= The task =
Give back every entry precisely as written, without any of the images.

= Supplied information =
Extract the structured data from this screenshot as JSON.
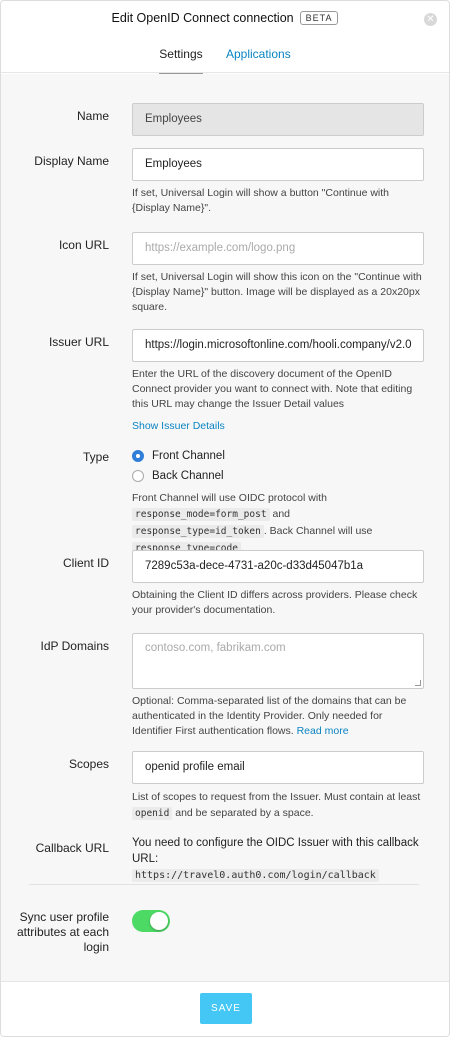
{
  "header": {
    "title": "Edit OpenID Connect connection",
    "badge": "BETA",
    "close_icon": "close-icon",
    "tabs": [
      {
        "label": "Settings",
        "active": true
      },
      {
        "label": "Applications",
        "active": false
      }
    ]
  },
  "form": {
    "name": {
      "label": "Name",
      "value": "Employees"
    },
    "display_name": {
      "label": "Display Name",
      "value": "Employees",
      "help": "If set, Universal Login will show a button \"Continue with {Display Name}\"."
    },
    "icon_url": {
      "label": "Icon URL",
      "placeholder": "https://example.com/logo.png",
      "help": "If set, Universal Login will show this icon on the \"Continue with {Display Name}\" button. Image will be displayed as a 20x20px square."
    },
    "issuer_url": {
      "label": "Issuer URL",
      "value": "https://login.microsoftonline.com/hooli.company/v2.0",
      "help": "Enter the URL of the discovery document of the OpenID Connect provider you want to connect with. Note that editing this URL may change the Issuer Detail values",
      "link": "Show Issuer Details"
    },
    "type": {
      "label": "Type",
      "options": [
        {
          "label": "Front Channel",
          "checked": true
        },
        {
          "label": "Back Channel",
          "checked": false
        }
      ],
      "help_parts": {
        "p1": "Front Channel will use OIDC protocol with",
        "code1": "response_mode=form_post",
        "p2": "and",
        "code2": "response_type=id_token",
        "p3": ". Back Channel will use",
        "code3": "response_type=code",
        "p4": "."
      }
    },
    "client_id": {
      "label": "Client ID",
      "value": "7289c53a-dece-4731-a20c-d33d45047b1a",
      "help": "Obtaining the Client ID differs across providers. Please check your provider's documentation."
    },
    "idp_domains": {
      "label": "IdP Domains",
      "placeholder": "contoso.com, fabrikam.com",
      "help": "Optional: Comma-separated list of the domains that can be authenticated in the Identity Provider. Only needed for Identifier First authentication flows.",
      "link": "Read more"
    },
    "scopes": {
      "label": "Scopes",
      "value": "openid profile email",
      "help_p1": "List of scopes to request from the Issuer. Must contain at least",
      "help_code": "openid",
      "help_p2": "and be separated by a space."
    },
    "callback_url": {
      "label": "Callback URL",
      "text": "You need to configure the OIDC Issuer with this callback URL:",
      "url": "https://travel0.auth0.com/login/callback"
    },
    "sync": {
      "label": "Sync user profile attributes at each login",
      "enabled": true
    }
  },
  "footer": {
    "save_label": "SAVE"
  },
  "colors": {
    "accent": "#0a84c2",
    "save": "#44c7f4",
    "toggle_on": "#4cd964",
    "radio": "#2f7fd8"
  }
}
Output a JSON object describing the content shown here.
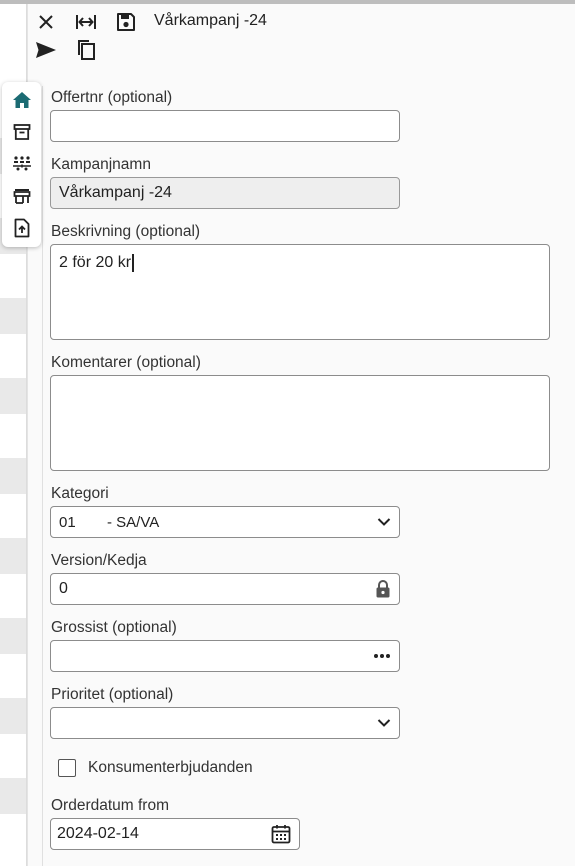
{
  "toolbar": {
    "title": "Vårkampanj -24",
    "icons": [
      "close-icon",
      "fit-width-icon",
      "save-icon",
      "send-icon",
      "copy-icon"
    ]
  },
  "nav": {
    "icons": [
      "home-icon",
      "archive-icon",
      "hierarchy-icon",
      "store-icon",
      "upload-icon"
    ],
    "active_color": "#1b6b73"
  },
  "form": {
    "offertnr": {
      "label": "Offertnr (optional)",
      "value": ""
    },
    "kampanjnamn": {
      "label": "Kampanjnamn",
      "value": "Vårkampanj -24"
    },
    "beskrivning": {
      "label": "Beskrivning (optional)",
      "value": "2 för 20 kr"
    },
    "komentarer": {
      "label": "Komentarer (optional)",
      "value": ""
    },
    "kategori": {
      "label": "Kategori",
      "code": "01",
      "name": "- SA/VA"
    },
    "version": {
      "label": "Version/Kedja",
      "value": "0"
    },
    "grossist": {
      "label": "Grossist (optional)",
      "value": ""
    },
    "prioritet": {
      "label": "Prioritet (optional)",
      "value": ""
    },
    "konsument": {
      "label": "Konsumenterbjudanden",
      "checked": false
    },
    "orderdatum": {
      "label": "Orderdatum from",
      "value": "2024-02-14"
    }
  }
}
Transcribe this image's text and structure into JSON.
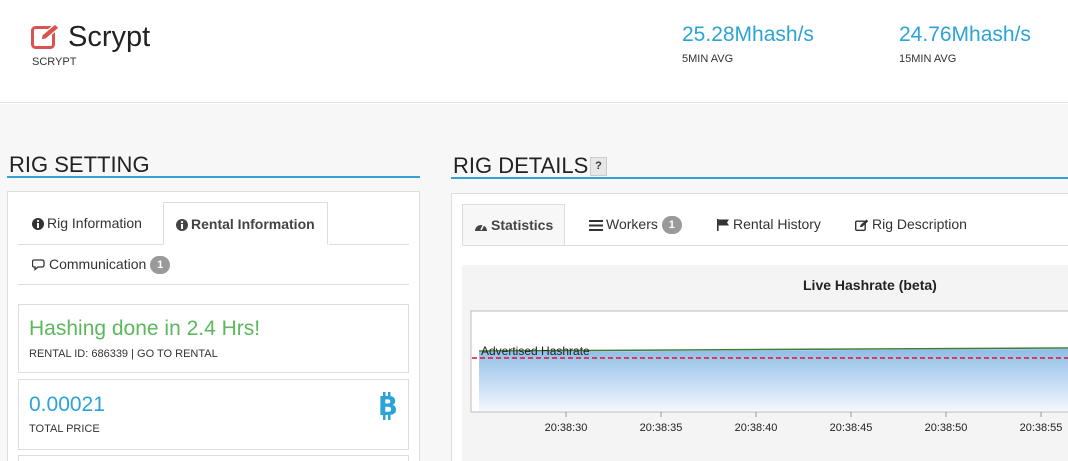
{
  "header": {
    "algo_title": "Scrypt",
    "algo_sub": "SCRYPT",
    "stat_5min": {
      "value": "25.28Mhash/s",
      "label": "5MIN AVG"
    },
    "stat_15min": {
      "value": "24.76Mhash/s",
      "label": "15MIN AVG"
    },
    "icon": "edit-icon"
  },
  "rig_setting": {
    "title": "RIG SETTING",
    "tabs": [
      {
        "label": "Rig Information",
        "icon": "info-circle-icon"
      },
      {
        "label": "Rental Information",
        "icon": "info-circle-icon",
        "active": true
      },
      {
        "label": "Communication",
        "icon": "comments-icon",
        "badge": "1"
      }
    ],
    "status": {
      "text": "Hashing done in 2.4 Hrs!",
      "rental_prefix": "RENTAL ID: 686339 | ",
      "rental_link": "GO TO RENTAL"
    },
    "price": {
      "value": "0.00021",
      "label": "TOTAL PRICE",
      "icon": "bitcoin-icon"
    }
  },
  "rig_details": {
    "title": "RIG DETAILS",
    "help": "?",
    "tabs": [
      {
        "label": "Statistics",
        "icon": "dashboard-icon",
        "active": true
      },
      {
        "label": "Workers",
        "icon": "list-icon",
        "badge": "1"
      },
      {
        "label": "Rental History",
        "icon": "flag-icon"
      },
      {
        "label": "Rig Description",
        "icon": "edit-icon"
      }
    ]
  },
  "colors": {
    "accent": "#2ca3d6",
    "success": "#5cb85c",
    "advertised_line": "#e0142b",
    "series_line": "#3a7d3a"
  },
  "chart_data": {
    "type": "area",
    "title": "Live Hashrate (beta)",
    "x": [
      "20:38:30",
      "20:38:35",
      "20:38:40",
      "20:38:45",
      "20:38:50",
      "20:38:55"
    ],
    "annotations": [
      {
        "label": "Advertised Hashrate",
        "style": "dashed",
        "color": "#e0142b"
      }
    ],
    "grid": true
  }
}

= Solved problem =
Extract the structured data from this screenshot as JSON.
{
  "header": {
    "title": "Edit OpenID Connect connection",
    "badge": "BETA",
    "close_icon": "close-icon",
    "tabs": [
      {
        "label": "Settings",
        "active": true
      },
      {
        "label": "Applications",
        "active": false
      }
    ]
  },
  "form": {
    "name": {
      "label": "Name",
      "value": "Employees"
    },
    "display_name": {
      "label": "Display Name",
      "value": "Employees",
      "help": "If set, Universal Login will show a button \"Continue with {Display Name}\"."
    },
    "icon_url": {
      "label": "Icon URL",
      "placeholder": "https://example.com/logo.png",
      "help": "If set, Universal Login will show this icon on the \"Continue with {Display Name}\" button. Image will be displayed as a 20x20px square."
    },
    "issuer_url": {
      "label": "Issuer URL",
      "value": "https://login.microsoftonline.com/hooli.company/v2.0",
      "help": "Enter the URL of the discovery document of the OpenID Connect provider you want to connect with. Note that editing this URL may change the Issuer Detail values",
      "link": "Show Issuer Details"
    },
    "type": {
      "label": "Type",
      "options": [
        {
          "label": "Front Channel",
          "checked": true
        },
        {
          "label": "Back Channel",
          "checked": false
        }
      ],
      "help_parts": {
        "p1": "Front Channel will use OIDC protocol with",
        "code1": "response_mode=form_post",
        "p2": "and",
        "code2": "response_type=id_token",
        "p3": ". Back Channel will use",
        "code3": "response_type=code",
        "p4": "."
      }
    },
    "client_id": {
      "label": "Client ID",
      "value": "7289c53a-dece-4731-a20c-d33d45047b1a",
      "help": "Obtaining the Client ID differs across providers. Please check your provider's documentation."
    },
    "idp_domains": {
      "label": "IdP Domains",
      "placeholder": "contoso.com, fabrikam.com",
      "help": "Optional: Comma-separated list of the domains that can be authenticated in the Identity Provider. Only needed for Identifier First authentication flows.",
      "link": "Read more"
    },
    "scopes": {
      "label": "Scopes",
      "value": "openid profile email",
      "help_p1": "List of scopes to request from the Issuer. Must contain at least",
      "help_code": "openid",
      "help_p2": "and be separated by a space."
    },
    "callback_url": {
      "label": "Callback URL",
      "text": "You need to configure the OIDC Issuer with this callback URL:",
      "url": "https://travel0.auth0.com/login/callback"
    },
    "sync": {
      "label": "Sync user profile attributes at each login",
      "enabled": true
    }
  },
  "footer": {
    "save_label": "SAVE"
  },
  "colors": {
    "accent": "#0a84c2",
    "save": "#44c7f4",
    "toggle_on": "#4cd964",
    "radio": "#2f7fd8"
  }
}
Output a JSON object describing the content shown here.
{
  "toolbar": {
    "title": "Vårkampanj -24",
    "icons": [
      "close-icon",
      "fit-width-icon",
      "save-icon",
      "send-icon",
      "copy-icon"
    ]
  },
  "nav": {
    "icons": [
      "home-icon",
      "archive-icon",
      "hierarchy-icon",
      "store-icon",
      "upload-icon"
    ],
    "active_color": "#1b6b73"
  },
  "form": {
    "offertnr": {
      "label": "Offertnr (optional)",
      "value": ""
    },
    "kampanjnamn": {
      "label": "Kampanjnamn",
      "value": "Vårkampanj -24"
    },
    "beskrivning": {
      "label": "Beskrivning (optional)",
      "value": "2 för 20 kr"
    },
    "komentarer": {
      "label": "Komentarer (optional)",
      "value": ""
    },
    "kategori": {
      "label": "Kategori",
      "code": "01",
      "name": "- SA/VA"
    },
    "version": {
      "label": "Version/Kedja",
      "value": "0"
    },
    "grossist": {
      "label": "Grossist (optional)",
      "value": ""
    },
    "prioritet": {
      "label": "Prioritet (optional)",
      "value": ""
    },
    "konsument": {
      "label": "Konsumenterbjudanden",
      "checked": false
    },
    "orderdatum": {
      "label": "Orderdatum from",
      "value": "2024-02-14"
    }
  }
}
Transcribe this image's text and structure into JSON.
{
  "header": {
    "algo_title": "Scrypt",
    "algo_sub": "SCRYPT",
    "stat_5min": {
      "value": "25.28Mhash/s",
      "label": "5MIN AVG"
    },
    "stat_15min": {
      "value": "24.76Mhash/s",
      "label": "15MIN AVG"
    },
    "icon": "edit-icon"
  },
  "rig_setting": {
    "title": "RIG SETTING",
    "tabs": [
      {
        "label": "Rig Information",
        "icon": "info-circle-icon"
      },
      {
        "label": "Rental Information",
        "icon": "info-circle-icon",
        "active": true
      },
      {
        "label": "Communication",
        "icon": "comments-icon",
        "badge": "1"
      }
    ],
    "status": {
      "text": "Hashing done in 2.4 Hrs!",
      "rental_prefix": "RENTAL ID: 686339 | ",
      "rental_link": "GO TO RENTAL"
    },
    "price": {
      "value": "0.00021",
      "label": "TOTAL PRICE",
      "icon": "bitcoin-icon"
    }
  },
  "rig_details": {
    "title": "RIG DETAILS",
    "help": "?",
    "tabs": [
      {
        "label": "Statistics",
        "icon": "dashboard-icon",
        "active": true
      },
      {
        "label": "Workers",
        "icon": "list-icon",
        "badge": "1"
      },
      {
        "label": "Rental History",
        "icon": "flag-icon"
      },
      {
        "label": "Rig Description",
        "icon": "edit-icon"
      }
    ]
  },
  "colors": {
    "accent": "#2ca3d6",
    "success": "#5cb85c",
    "advertised_line": "#e0142b",
    "series_line": "#3a7d3a"
  },
  "chart_data": {
    "type": "area",
    "title": "Live Hashrate (beta)",
    "x": [
      "20:38:30",
      "20:38:35",
      "20:38:40",
      "20:38:45",
      "20:38:50",
      "20:38:55"
    ],
    "annotations": [
      {
        "label": "Advertised Hashrate",
        "style": "dashed",
        "color": "#e0142b"
      }
    ],
    "grid": true
  }
}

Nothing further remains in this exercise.